Contributions

T.F.R. grew the crystals and collected data; K.F. solved the structure; T.F.R., K.F. and S.E. refined the structure; T.F.R. and R.A. purified protein for crystallization and monomeric dynamin; K.F. and J.S. purified all other proteins, performed liposome co-sedimentation, EM and GTPase assays; U.C. performed and analysed analytical ultracentrifugation experiments; Y.P. and K.K. performed transferrin uptake assays; N.P. and. F.N. conducted and analysed molecular modelling and molecular dynamics simulations. N.P. and Y.P. contributed equally to this work. T.F.R., K.F., F.N., V.H., O.D. and S.E. interpreted structural data. T.F.R., K.F., Y.P., N.P., U.C., D.J.M., F.N., V.H., O.D. and S.E. designed the research. T.F.R., K.F., F.N., O.D. and S.E. wrote the manuscript.

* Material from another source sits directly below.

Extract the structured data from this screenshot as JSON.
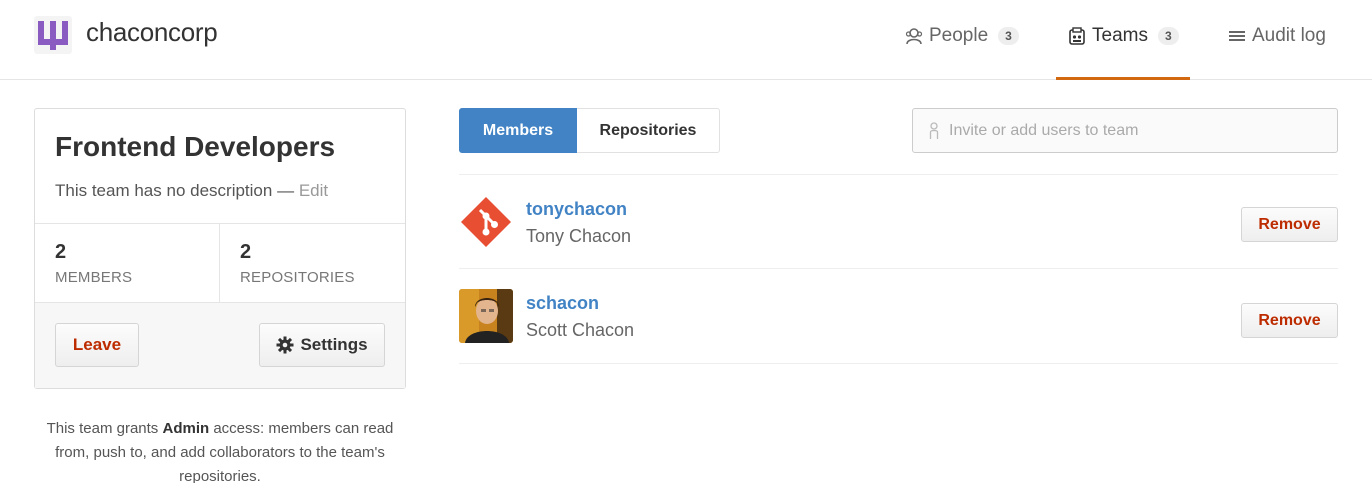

Competing interests

The authors declare no competing financial interests.

Corresponding authors

Correspondence to Katja Faelber or Oliver Daumke or Susanne Eschenburg.

Extended data

Supplementary information

PDF files

  1. 1.

    Supplementary Information

    This file contains Supplementary Figure 1, sequence alignment of the dynamin superfamily. The figure contains a structure-based alignment of protein sequences of important members of the dynamin superfamily. Amino acid residues mutated in this study are highlighted. It also contains gel images for Figure 2 and Extended Data Figures 5 and 6.

About this article

Publication history

Received

Accepted

Published

DOI

https://doi.org/10.1038/nature14880

Further reading

Comments

By submitting a comment you agree to abide by our Terms and Community Guidelines. If you find something abusive or that does not comply with our terms or guidelines please flag it as inappropriate.